Lyn Gardner in the Guardian (three stars) - “Beneath his cuddly Winnie the Pooh persona, Alan Bennett is a vicious social satirist. Here, drawing on his own Leeds working class background, he turns his beady eye on heritage culture, as an elderly couple, Connie and Wilfred Craven, wait in their Leeds back-to-back for the bulldozers to demolish their old lives and the town planners to lead them to their new flat … Bennett's play was not a success when it premiered in 1980. Even its own author christened it 'Endure' rather than Enjoy. Perhaps it was ahead of its time. It is still too long, even in this snipped version, and there are other difficulties of tone that Christopher Luscombe's production fails to address … The final ten minutes are devastating and memorable; the rest is comic but curiously untroubling.”
Nicholas de Jongh in the Evening Standard (four stars) - “Alan Bennett has always kept a foot in the past and left more than a bit of his heart and soul there too. So it is no surprise that this extraordinary, expressionistic comedy in which Bennett looks back in regret and amusement to the decline of working class Leeds in the Seventies and to the lives of a married couple, not unlike his parents, should prove such an unusual pleasure today. Its West End premiere in 1980 was rated a failure. Christopher Luscombe’s imaginative production … revels in Enjoy’s inventive strangeness, reveals it as a nostalgic comedy whose time has come. Bennett’s surreal, satirical conceit, … imaginatively anticipates the theme park and heritage Britain of today … A high and serious comedy.”
Charles Spencer in the Daily Telegraph (four stars) - “When Alan Bennett's Enjoy first opened in 1980 it received rotten reviews and closed within weeks … Almost 30 years on, however, the piece now seems like an astonishingly prescient, blackly comic modern classic … Bennett is so routinely regarded as a national treasure that it is easy to forget how sharp and spiky his work can be, worlds removed from his cosy image.
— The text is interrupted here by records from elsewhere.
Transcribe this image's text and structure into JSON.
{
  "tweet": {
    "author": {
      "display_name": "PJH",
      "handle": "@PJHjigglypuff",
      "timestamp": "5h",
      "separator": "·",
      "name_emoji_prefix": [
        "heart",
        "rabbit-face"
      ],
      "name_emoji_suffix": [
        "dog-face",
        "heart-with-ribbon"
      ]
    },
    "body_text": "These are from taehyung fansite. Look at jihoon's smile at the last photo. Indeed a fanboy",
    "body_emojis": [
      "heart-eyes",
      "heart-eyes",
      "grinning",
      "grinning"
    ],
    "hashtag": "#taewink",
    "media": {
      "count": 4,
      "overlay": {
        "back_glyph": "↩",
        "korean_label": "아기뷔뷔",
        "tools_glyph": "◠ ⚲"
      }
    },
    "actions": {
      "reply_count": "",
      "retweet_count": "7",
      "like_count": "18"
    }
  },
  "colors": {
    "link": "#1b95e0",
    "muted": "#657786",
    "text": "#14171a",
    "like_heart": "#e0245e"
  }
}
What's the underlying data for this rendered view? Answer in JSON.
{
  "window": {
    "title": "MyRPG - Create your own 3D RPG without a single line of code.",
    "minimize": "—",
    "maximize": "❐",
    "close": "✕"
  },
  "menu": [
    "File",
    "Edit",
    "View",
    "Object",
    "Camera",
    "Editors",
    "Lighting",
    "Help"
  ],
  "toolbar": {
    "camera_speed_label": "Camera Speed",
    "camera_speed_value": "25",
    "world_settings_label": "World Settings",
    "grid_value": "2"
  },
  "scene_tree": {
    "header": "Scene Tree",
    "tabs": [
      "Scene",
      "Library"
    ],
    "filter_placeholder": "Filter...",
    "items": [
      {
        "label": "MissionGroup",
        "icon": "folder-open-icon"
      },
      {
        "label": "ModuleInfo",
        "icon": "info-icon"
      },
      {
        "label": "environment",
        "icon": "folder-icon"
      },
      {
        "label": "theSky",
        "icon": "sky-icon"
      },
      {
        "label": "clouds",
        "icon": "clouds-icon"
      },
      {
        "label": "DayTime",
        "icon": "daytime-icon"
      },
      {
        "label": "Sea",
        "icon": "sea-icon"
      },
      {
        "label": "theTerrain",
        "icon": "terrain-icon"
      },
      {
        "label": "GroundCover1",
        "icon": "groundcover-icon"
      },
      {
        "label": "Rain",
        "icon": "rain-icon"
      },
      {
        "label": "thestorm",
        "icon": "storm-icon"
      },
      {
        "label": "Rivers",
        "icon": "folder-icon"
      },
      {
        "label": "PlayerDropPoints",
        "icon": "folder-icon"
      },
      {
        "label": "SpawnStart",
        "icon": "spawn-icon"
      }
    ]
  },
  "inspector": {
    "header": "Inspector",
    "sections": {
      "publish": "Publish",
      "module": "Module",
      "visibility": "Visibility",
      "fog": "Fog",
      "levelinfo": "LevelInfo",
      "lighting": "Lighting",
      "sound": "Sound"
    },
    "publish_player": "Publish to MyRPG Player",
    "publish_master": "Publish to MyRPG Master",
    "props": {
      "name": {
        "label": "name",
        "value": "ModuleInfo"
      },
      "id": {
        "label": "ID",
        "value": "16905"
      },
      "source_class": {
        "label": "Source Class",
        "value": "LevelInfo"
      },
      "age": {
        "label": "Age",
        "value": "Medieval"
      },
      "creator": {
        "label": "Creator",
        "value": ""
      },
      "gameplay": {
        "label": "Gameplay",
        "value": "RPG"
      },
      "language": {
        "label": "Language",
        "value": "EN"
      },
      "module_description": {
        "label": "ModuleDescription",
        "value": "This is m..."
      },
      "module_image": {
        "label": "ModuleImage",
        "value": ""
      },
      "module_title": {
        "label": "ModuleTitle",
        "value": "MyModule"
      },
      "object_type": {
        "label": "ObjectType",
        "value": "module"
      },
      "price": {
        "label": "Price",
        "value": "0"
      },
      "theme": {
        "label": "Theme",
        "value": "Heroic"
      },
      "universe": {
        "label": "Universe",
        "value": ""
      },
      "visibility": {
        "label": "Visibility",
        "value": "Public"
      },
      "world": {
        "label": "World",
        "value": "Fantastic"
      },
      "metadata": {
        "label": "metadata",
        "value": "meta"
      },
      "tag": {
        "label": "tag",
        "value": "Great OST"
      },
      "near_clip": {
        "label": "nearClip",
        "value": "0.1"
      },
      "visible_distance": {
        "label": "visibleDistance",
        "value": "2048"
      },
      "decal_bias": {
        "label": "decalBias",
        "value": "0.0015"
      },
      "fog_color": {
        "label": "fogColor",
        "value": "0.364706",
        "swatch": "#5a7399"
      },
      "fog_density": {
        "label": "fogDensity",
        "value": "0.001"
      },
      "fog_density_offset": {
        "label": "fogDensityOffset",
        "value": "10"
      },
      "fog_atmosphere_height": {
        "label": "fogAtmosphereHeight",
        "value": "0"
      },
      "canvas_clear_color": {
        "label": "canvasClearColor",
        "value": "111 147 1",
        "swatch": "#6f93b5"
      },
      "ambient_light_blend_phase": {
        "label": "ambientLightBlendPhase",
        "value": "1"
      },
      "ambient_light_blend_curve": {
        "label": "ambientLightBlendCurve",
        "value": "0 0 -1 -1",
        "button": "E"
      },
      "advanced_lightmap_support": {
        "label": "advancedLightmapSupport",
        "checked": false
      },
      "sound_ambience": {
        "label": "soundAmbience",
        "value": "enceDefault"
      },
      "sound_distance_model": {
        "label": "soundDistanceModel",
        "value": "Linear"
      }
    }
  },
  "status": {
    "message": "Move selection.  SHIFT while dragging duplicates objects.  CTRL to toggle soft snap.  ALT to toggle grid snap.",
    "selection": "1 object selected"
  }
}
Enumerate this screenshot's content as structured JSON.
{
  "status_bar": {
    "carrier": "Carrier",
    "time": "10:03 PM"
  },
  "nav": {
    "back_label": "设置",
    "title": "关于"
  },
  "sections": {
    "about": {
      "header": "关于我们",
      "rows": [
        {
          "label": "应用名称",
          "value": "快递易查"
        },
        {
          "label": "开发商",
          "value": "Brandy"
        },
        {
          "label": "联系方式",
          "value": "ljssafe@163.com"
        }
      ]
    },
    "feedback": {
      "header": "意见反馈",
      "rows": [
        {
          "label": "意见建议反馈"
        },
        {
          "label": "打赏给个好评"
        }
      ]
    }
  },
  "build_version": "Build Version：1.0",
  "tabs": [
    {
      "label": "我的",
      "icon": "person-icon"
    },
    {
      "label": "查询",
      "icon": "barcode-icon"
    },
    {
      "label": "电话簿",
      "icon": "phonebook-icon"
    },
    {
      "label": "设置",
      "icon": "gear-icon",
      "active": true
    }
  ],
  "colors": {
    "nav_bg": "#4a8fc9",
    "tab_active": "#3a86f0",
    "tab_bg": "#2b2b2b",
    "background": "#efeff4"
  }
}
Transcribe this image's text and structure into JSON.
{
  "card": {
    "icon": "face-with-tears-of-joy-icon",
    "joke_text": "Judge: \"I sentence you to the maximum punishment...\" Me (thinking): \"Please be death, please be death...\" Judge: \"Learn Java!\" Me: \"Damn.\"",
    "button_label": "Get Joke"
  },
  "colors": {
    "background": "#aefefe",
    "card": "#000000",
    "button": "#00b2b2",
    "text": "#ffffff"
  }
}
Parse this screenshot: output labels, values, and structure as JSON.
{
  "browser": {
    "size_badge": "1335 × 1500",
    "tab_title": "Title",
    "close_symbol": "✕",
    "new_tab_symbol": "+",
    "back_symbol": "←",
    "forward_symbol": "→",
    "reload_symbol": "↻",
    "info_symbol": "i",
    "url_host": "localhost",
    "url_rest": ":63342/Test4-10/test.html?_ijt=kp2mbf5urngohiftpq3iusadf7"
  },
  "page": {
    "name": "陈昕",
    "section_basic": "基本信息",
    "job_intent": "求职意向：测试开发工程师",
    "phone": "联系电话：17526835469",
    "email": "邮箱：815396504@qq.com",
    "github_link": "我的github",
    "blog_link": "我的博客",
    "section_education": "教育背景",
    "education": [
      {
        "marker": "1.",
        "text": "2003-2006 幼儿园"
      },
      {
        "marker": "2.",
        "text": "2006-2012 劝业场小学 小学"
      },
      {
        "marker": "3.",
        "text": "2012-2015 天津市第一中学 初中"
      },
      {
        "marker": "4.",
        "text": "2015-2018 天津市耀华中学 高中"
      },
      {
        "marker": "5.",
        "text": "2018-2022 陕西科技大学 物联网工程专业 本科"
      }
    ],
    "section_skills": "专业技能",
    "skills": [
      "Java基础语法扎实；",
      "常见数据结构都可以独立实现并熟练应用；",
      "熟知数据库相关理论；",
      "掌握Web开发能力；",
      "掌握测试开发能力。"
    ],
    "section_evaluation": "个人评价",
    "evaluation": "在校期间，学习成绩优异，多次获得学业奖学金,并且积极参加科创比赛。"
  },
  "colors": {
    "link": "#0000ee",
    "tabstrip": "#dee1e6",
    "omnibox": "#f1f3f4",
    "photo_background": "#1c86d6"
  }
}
In this play, which was viewed as a piece of dodgy theatrical Absurdism by critics when it opened, he anticipates such developments as the burgeoning heritage industry, official snooping into private lives, and even reality television shows. And though it is often wonderfully funny, Enjoy is also strange, sad and disturbing … It's great to see justice finally being done to one of the richest and most original of all Alan Bennett's plays.”
Dominic Maxwell in The Times (three stars) - “The cast attack the material with relish. But the bleak view of humanity, in which frustration, despair and delusion underlie every aspect of family life, sits heavily alongside Bennett's stylistic audacity … The play's absurdism — the identically dressed observers, the blithe treatment of death and prostitution and paralysis — makes this a play of ideas, not emotions. With so many changes of gear, it's not clear what the rules are, and when anything is possible, nothing matters very much, and the characters' callousness starts to cloy … There's real pain in here, alongside some good gags and a vivid snapshot of harsh industrial life slipping into the speciousness of the service economy. But, by Bennett's standards, it all feels too forced. I can't deny the passion and the inventiveness of it, but I didn't really enjoy.”
- by Theo Bosanquet